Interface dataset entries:
· · · · ·

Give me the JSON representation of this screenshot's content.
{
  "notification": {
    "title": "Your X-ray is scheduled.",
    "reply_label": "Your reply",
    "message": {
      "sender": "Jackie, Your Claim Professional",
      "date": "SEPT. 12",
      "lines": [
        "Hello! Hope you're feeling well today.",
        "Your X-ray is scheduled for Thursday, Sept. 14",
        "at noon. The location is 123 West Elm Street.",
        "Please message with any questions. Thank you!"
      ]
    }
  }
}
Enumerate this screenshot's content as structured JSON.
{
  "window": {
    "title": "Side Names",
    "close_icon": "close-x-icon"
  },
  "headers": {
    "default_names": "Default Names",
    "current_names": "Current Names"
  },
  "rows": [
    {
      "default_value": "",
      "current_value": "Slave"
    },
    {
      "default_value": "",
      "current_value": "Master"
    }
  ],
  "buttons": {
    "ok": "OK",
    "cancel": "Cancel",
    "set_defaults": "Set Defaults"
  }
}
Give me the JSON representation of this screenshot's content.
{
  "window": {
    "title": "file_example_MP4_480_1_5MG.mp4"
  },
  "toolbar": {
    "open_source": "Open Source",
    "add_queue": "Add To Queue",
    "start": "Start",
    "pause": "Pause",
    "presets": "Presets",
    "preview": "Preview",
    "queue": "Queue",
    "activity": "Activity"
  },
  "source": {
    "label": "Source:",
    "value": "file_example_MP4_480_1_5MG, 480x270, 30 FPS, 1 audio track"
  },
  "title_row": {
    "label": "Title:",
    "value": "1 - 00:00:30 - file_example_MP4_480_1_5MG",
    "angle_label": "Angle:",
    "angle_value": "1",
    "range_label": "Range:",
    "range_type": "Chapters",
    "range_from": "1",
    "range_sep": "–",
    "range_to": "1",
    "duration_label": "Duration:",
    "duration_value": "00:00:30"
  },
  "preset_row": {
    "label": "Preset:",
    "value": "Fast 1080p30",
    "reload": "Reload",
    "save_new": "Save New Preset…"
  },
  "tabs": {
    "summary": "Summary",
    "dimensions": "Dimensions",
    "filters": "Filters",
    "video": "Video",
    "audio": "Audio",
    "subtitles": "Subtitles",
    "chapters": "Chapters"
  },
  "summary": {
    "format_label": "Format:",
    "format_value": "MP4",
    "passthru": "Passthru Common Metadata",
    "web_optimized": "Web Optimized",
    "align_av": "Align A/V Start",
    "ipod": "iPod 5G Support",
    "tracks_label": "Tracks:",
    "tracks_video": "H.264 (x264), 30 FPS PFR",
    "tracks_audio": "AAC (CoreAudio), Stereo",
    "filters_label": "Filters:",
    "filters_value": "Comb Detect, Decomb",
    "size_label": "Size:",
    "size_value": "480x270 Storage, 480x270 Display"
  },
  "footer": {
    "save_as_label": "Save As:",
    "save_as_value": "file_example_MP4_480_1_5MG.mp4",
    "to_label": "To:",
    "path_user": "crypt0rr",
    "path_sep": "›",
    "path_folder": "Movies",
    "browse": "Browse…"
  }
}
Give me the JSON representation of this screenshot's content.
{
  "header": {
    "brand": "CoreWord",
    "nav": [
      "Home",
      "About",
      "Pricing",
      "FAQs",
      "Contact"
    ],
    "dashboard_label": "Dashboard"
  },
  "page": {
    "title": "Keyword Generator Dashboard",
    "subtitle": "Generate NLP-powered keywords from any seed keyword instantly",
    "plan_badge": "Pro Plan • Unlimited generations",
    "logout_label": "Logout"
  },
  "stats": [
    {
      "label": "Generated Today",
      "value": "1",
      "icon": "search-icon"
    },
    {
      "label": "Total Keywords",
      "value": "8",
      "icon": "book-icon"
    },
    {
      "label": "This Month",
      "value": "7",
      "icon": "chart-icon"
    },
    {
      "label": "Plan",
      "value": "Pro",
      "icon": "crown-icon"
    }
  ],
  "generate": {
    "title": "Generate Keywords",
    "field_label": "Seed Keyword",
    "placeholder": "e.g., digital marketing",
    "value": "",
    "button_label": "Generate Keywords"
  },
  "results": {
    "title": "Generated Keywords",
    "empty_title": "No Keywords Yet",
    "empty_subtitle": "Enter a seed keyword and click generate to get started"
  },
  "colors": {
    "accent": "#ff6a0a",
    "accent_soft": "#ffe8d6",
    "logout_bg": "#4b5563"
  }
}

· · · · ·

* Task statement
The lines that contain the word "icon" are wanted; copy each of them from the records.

* Result of this task
    "close_icon": "close-x-icon"
      "icon": "search-icon"
      "icon": "book-icon"
      "icon": "chart-icon"
      "icon": "crown-icon"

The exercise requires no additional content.